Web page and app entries

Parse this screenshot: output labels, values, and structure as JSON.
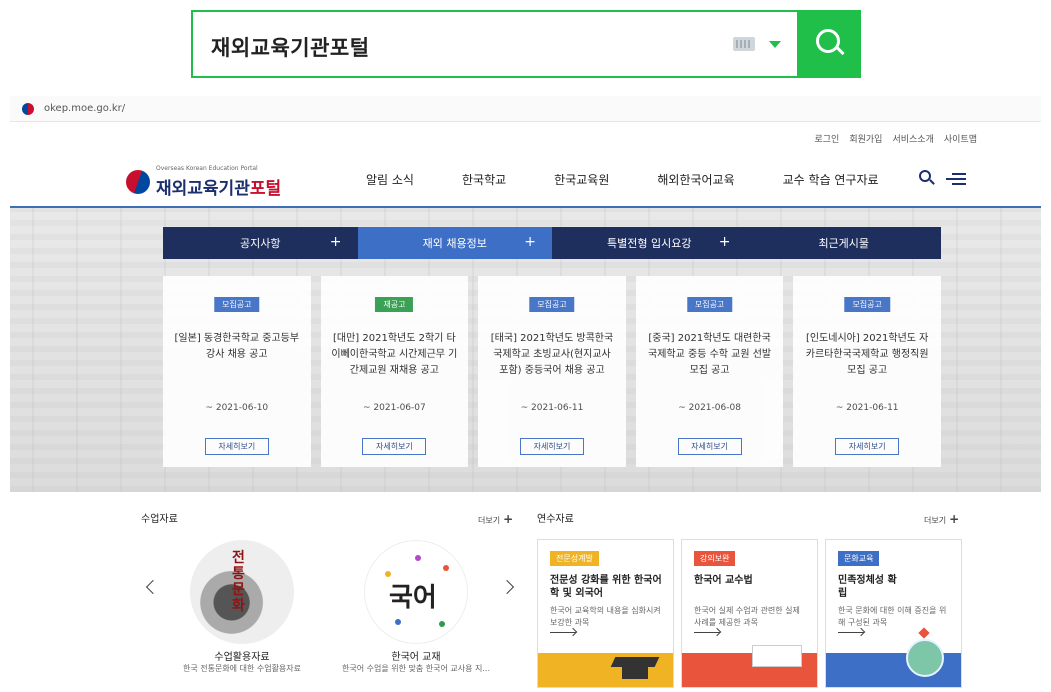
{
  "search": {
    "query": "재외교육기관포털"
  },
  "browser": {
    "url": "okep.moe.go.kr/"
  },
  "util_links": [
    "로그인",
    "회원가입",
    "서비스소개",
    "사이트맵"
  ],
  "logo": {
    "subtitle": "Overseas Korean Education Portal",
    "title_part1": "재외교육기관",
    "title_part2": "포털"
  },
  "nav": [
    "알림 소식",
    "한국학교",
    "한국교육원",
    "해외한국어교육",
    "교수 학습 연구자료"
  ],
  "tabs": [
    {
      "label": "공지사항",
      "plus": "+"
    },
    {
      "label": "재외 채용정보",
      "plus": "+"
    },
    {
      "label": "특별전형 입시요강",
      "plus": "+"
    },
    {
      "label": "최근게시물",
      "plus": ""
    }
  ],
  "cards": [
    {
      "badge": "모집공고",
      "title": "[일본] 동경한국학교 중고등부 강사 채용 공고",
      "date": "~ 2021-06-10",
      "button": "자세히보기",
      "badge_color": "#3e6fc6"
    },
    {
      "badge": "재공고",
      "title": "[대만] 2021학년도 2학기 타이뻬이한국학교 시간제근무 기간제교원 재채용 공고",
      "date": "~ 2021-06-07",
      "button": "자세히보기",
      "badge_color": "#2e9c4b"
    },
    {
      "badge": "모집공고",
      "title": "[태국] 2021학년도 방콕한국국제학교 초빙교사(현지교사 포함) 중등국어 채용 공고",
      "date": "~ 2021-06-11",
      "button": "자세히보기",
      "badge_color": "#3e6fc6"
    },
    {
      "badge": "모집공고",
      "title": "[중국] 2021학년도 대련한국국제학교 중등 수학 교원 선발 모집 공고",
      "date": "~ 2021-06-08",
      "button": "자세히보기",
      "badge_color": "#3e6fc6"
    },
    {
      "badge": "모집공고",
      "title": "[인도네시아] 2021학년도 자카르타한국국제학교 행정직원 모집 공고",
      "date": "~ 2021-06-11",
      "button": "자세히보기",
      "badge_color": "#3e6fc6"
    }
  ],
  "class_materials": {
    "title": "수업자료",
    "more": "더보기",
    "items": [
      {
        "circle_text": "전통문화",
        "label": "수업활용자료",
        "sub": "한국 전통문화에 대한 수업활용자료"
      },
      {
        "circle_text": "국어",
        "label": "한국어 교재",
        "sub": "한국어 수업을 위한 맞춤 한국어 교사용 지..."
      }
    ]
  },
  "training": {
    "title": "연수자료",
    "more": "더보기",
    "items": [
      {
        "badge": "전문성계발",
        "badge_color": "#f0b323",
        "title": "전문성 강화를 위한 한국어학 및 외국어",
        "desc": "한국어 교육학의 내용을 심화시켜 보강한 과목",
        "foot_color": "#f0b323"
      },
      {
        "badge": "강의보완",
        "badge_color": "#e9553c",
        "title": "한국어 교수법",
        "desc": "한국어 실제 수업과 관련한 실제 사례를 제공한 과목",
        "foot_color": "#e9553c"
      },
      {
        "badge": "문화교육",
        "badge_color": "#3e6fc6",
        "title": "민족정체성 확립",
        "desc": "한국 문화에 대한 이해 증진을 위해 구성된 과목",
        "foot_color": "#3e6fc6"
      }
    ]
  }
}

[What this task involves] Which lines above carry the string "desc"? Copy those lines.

[Answer space]
        "desc": "한국어 교육학의 내용을 심화시켜 보강한 과목",
        "desc": "한국어 실제 수업과 관련한 실제 사례를 제공한 과목",
        "desc": "한국 문화에 대한 이해 증진을 위해 구성된 과목",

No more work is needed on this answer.